◆ **Problem to work on**
Retype every entry word for word.

◆ **Data to use**
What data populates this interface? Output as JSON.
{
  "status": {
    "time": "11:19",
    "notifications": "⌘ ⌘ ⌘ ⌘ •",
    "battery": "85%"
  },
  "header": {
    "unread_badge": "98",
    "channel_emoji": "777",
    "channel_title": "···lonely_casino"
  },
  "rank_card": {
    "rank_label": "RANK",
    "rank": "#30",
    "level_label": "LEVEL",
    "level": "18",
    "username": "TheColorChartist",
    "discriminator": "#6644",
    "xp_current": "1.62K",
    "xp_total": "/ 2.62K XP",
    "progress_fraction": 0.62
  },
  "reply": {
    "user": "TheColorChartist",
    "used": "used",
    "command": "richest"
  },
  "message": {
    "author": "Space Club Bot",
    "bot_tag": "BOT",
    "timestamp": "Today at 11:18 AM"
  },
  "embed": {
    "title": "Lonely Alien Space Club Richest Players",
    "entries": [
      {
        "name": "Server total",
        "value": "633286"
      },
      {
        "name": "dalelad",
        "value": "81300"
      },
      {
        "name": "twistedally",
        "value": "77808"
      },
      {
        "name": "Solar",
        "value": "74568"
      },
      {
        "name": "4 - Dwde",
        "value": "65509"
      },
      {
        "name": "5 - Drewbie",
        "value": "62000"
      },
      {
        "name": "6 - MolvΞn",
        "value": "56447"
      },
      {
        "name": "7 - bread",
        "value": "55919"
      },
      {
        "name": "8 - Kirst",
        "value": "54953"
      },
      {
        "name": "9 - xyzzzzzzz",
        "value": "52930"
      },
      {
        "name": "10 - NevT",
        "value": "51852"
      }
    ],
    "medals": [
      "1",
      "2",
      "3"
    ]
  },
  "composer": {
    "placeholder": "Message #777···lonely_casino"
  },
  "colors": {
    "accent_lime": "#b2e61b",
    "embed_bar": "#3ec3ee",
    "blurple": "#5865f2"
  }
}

◆ **Written reply**
What data populates this interface? Output as JSON.
{
  "status": {
    "time": "11:19",
    "notifications": "⌘ ⌘ ⌘ ⌘ •",
    "battery": "85%"
  },
  "header": {
    "unread_badge": "98",
    "channel_emoji": "777",
    "channel_title": "···lonely_casino"
  },
  "rank_card": {
    "rank_label": "RANK",
    "rank": "#30",
    "level_label": "LEVEL",
    "level": "18",
    "username": "TheColorChartist",
    "discriminator": "#6644",
    "xp_current": "1.62K",
    "xp_total": "/ 2.62K XP",
    "progress_fraction": 0.62
  },
  "reply": {
    "user": "TheColorChartist",
    "used": "used",
    "command": "richest"
  },
  "message": {
    "author": "Space Club Bot",
    "bot_tag": "BOT",
    "timestamp": "Today at 11:18 AM"
  },
  "embed": {
    "title": "Lonely Alien Space Club Richest Players",
    "entries": [
      {
        "name": "Server total",
        "value": "633286"
      },
      {
        "name": "dalelad",
        "value": "81300"
      },
      {
        "name": "twistedally",
        "value": "77808"
      },
      {
        "name": "Solar",
        "value": "74568"
      },
      {
        "name": "4 - Dwde",
        "value": "65509"
      },
      {
        "name": "5 - Drewbie",
        "value": "62000"
      },
      {
        "name": "6 - MolvΞn",
        "value": "56447"
      },
      {
        "name": "7 - bread",
        "value": "55919"
      },
      {
        "name": "8 - Kirst",
        "value": "54953"
      },
      {
        "name": "9 - xyzzzzzzz",
        "value": "52930"
      },
      {
        "name": "10 - NevT",
        "value": "51852"
      }
    ],
    "medals": [
      "1",
      "2",
      "3"
    ]
  },
  "composer": {
    "placeholder": "Message #777···lonely_casino"
  },
  "colors": {
    "accent_lime": "#b2e61b",
    "embed_bar": "#3ec3ee",
    "blurple": "#5865f2"
  }
}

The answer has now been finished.